Anti-inflammatory therapies, such as topical cyclosporine, may help increase production of aqueous tears by decreasing the infiltration of inflammatory cells into the lacrimal glands. With increased production of aqueous tears and fewer inflammatory compounds on the ocular surface, patients are less prone to have DES symptoms.

The critical role of the meibomian glands in DES is becoming more and more appreciated.[4] In patients with meibomian gland dysfunction, tetracycline and its analogues doxycycline and minocycline have helped to stabilize the lipid layer of the tear film, thereby improving evaporative dry eyes. They work by decreasing the bacterial load on the eyelid; with fewer bacteria, there is less degradation of the lipids produced by the meibomian glands, and less inflammatory waste is produced.

Omega-3 Fatty Acids as Treatment for Dry Eye Syndrome

Similarly, the essential omega-3 fatty acids, such as eicosapentaenoic acid (EPA) and docosahexanoic acid (DHA) found in fish oil and alpha-linoleic acid (ALA) in flax seed oil, are also thought to improve evaporative dry eye. Omega-3 fatty acids are believed to competitively inhibit the production of proinflammatory mediators, such as interleukin-1 and tumor necrosis factor-alpha. With fewer proinflammatory compounds available, the ocular tear film is thought to be able to better promote a healthy ocular surface. A higher intake of omega-3 fatty acids has been associated with a decreased incidence of DES in women.[5]

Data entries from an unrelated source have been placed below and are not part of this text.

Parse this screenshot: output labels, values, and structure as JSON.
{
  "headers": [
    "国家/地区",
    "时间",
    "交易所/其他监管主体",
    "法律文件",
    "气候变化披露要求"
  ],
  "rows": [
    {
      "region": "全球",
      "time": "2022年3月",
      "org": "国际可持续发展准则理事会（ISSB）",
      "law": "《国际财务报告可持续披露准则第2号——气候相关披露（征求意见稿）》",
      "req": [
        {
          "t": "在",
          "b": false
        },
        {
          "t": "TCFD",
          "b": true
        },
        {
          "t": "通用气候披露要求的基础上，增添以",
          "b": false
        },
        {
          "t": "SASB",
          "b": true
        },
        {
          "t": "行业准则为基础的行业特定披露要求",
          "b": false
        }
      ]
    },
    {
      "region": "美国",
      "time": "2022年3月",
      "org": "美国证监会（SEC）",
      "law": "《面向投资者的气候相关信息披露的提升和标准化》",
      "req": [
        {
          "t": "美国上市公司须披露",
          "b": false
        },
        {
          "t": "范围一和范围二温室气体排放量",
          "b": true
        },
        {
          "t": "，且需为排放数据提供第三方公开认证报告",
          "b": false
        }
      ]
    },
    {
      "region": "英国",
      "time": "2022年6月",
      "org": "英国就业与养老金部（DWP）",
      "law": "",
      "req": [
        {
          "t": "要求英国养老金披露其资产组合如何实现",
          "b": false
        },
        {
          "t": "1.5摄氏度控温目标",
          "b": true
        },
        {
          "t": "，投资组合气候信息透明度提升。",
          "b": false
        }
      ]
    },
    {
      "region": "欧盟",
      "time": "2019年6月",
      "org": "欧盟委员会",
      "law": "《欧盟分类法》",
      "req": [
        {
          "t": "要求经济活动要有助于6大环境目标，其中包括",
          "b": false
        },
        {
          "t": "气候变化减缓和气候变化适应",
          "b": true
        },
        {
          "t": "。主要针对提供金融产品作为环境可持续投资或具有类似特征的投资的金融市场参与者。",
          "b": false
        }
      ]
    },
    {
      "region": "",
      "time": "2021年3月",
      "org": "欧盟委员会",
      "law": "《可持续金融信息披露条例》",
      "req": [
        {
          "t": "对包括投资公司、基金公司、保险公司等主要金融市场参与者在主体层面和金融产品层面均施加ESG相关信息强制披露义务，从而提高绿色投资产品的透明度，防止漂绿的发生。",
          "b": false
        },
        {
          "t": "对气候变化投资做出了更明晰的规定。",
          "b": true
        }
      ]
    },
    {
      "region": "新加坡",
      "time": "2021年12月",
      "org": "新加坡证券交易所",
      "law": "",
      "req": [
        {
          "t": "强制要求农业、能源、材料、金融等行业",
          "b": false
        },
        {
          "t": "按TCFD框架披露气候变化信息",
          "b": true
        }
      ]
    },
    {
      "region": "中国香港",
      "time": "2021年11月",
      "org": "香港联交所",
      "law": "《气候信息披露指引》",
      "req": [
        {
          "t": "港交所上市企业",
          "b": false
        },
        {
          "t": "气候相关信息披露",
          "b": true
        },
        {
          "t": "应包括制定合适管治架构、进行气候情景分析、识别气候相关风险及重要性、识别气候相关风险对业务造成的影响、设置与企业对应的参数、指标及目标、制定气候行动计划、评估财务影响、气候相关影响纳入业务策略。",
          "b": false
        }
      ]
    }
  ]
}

Some relatively common side effects of omega-3 supplementation (especially fish oil supplements) include "fish oil burps," upset stomach, and bad aftertaste. These can usually be alleviated by taking supplements with enteric coatings to delay the release of the oils until they are out of the stomach and in the lower intestine.

Widely available over the counter, omega-3 fatty acids are commonly found in a gel capsule and are usually provided in an ethyl ester form instead of their naturally occurring triglyceride form. This ethyl ester form is easier to work with during industry processing and distillation to remove contaminants and impurities. Unfortunately, the bioavailability of ethyl ester form is reduced to as low as 20% (up to 60% with a high-fat meal). This compares poorly with the triglyceride form's absorption of 69% (increasing to 90% with a high-fat meal).[6] This increased bioavailability results in 50% more plasma EPA and DHA when the acids are administered as a triglyceride rather than an ethyl ester.[7]


Comments on Medscape are moderated and should be professional in tone and on topic. You must declare any conflicts of interest related to your comments and responses. Please see our Commenting Guide for further information. We reserve the right to remove posts at our sole discretion.